Following further testing last night, Health New Zealand | Te Whatu Ora public health officials can confirm the positive case of measles reported yesterday does not have measles as first suspected.


The child had symptoms of measles and initial testing indicated a positive measles infection. The second probable case of measles has also returned a negative result.


Both children are recovering well and are continuing to be supported by healthcare services. 


“I would like to acknowledge and thank the affected whānau. They did the right thing by calling Healthline for advice as soon as they were concerned for their children’s welfare,” says National Public Health Service Regional Clinical Director Dr William Rainger.


“Through this family’s quick thinking and full cooperation from them and identified close contacts health services were able to manage the situation efficiently and reduce the risk for others,”


The updated test results mean we have no known cases of measles in the community which is a relief and good news. 


“With New Zealand being at high risk of a measles outbreak and our vaccination rates too low to prevent that from happening, our national and regional public health service teams must take any suspected case of measles very seriously.”


“They responded rapidly to initial testing results and took appropriate actions to ensure close contacts were identified and people in the local community were notified of their potential increase in risk,” Dr Rainger says.


Measles is a serious and highly contagious illness, which can affect adults as well as children and babies. The illness spreads easily among people who are not immunised.


The best protection against measles is two doses of the measles, mumps and rubella (MMR) vaccine – this provides lifelong protection in 99% of people.


Being immunised not only protects you, but also those around you from becoming seriously ill and from spreading the disease to others. This includes friends, family and people in your community.


The MMR vaccine is free for anyone aged 18 and under, and those over the age of 18 who are eligible for free healthcare in New Zealand.


Contact your doctor, nurse, pharmacy or healthcare provider to book a vaccination appointment. Measles, flu, COVID-19 and whooping cough vaccines (for ages 13 and over) can be booked online through Book My Vaccine.
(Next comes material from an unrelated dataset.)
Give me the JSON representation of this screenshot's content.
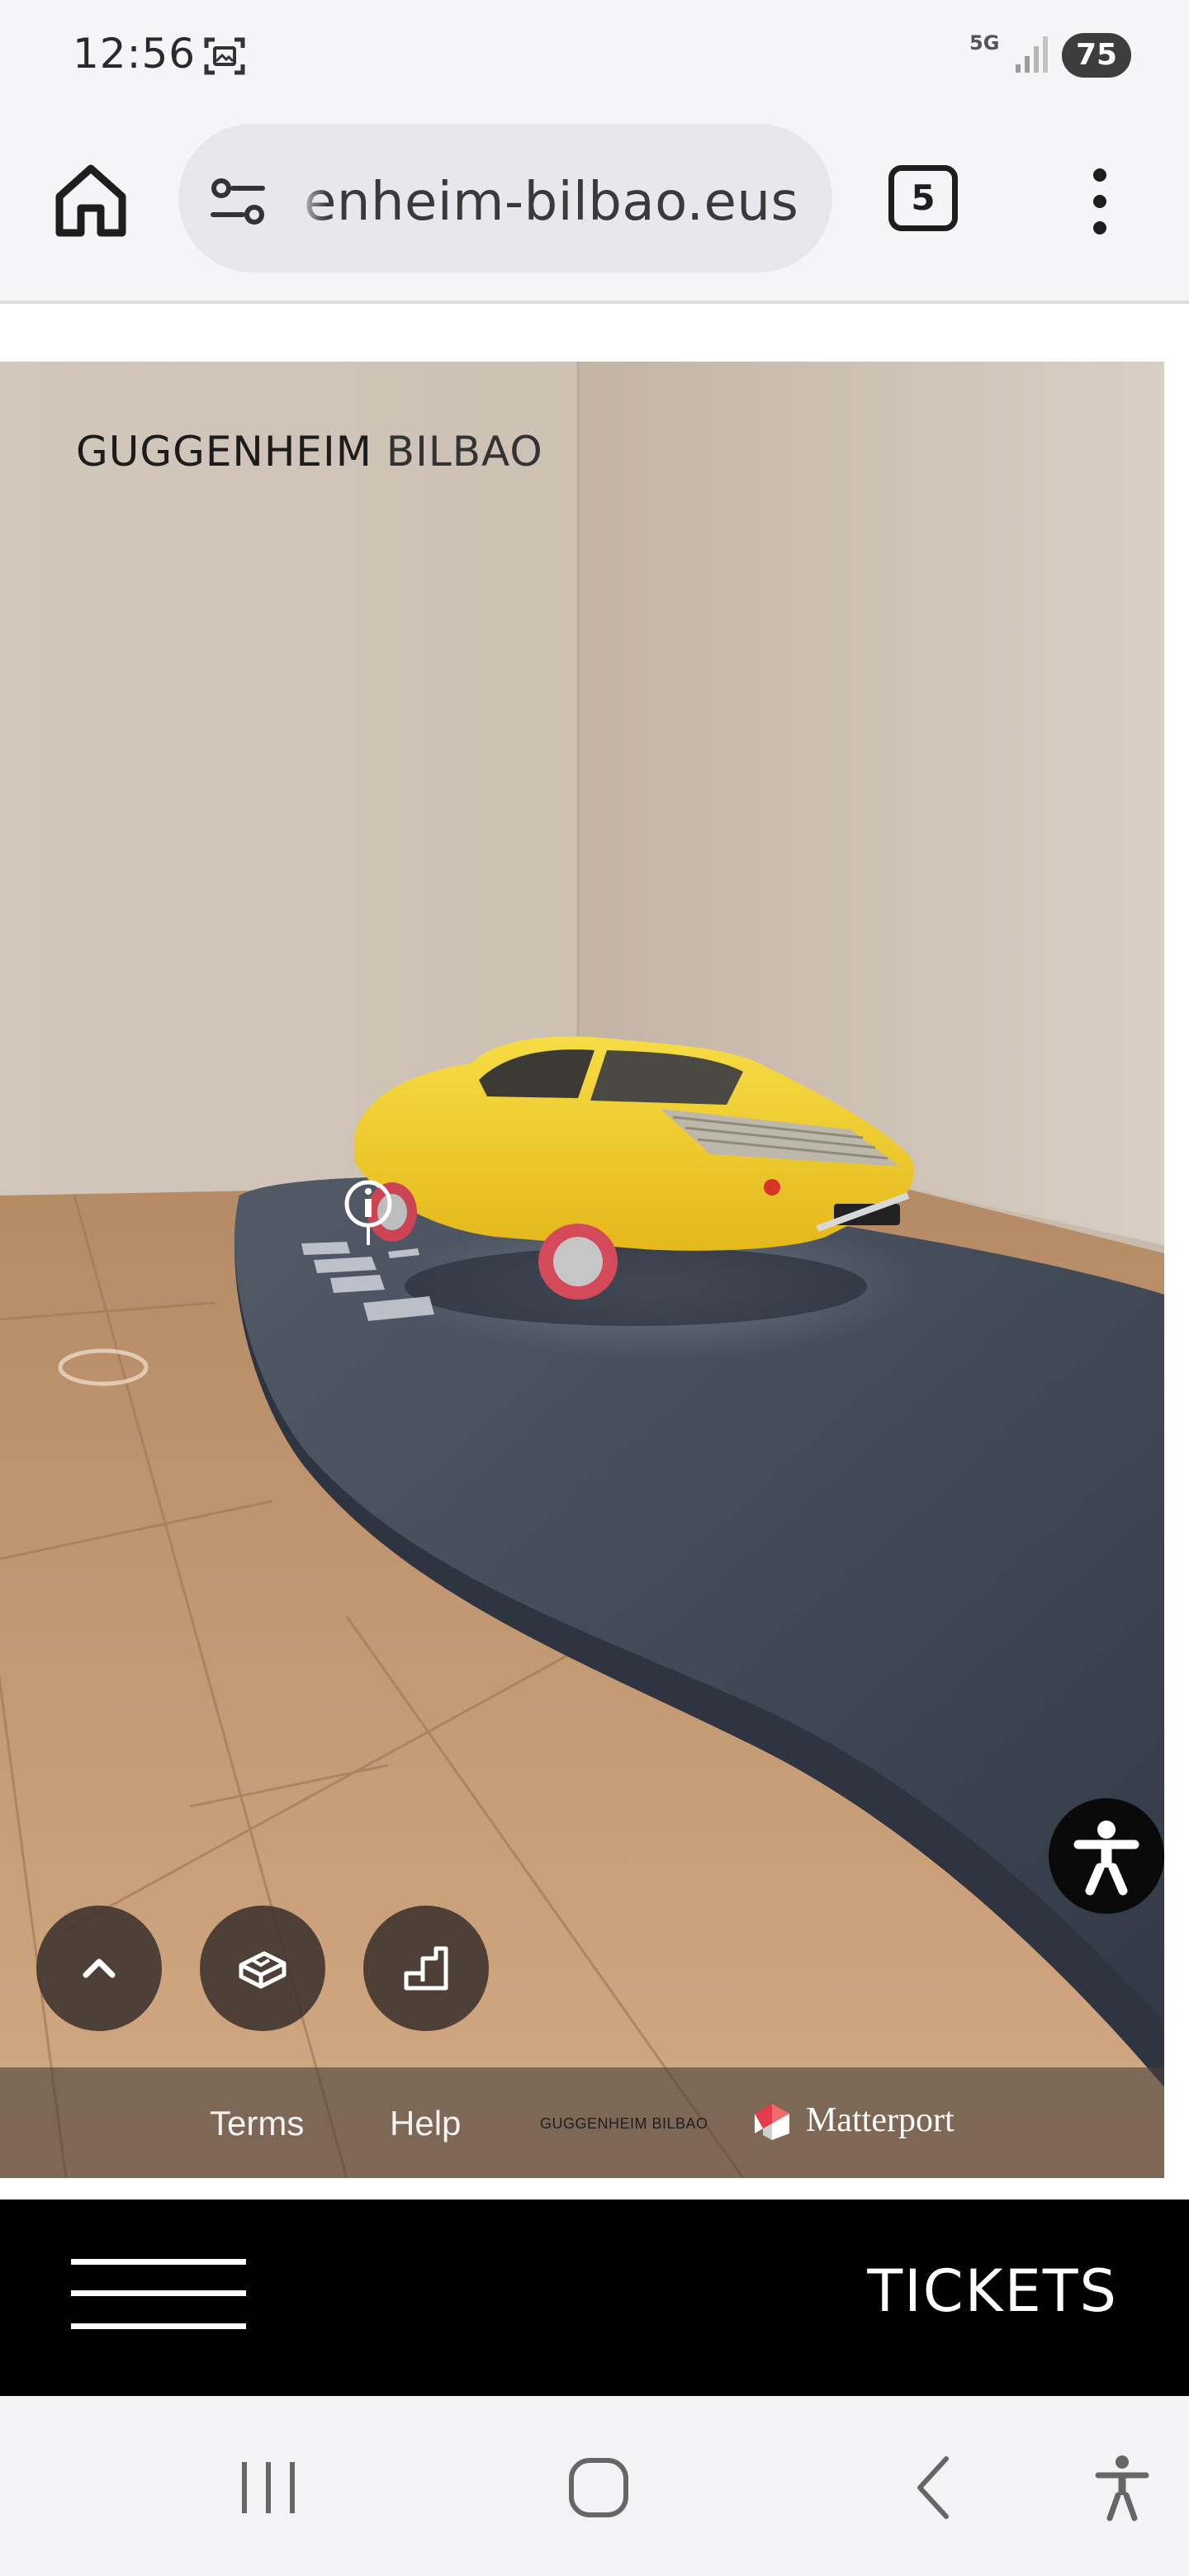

“The fact that further testing indicates the child does not have measles after all, does not diminish the importance and the effectiveness of the actions undertaken by our public health officials over the past few days,” Dr Rainger says.


“I thank our health teams for their dedication to ensure that New Zealanders are given the most current information as quickly as possible to see that our people, particularly our most vulnerable, remain protected.”


If you or someone in your family has measles symptoms, stay at home and call Healthline immediately on 0800 611 116 so you can get free advice and public health support. Interpreter services are available.



  • The first symptoms of measles are similar to COVID-19, or the common cold.
  • The illness begins with fever, cough, runny nose, and sore red eyes (conjunctivitis).
  • A rash appears 2-4 days after the first symptoms, beginning on the face and gradually spreading down the body to the arms and legs. The rash lasts for up to one week.

Information for people concerned that they have been exposed to the disease is available on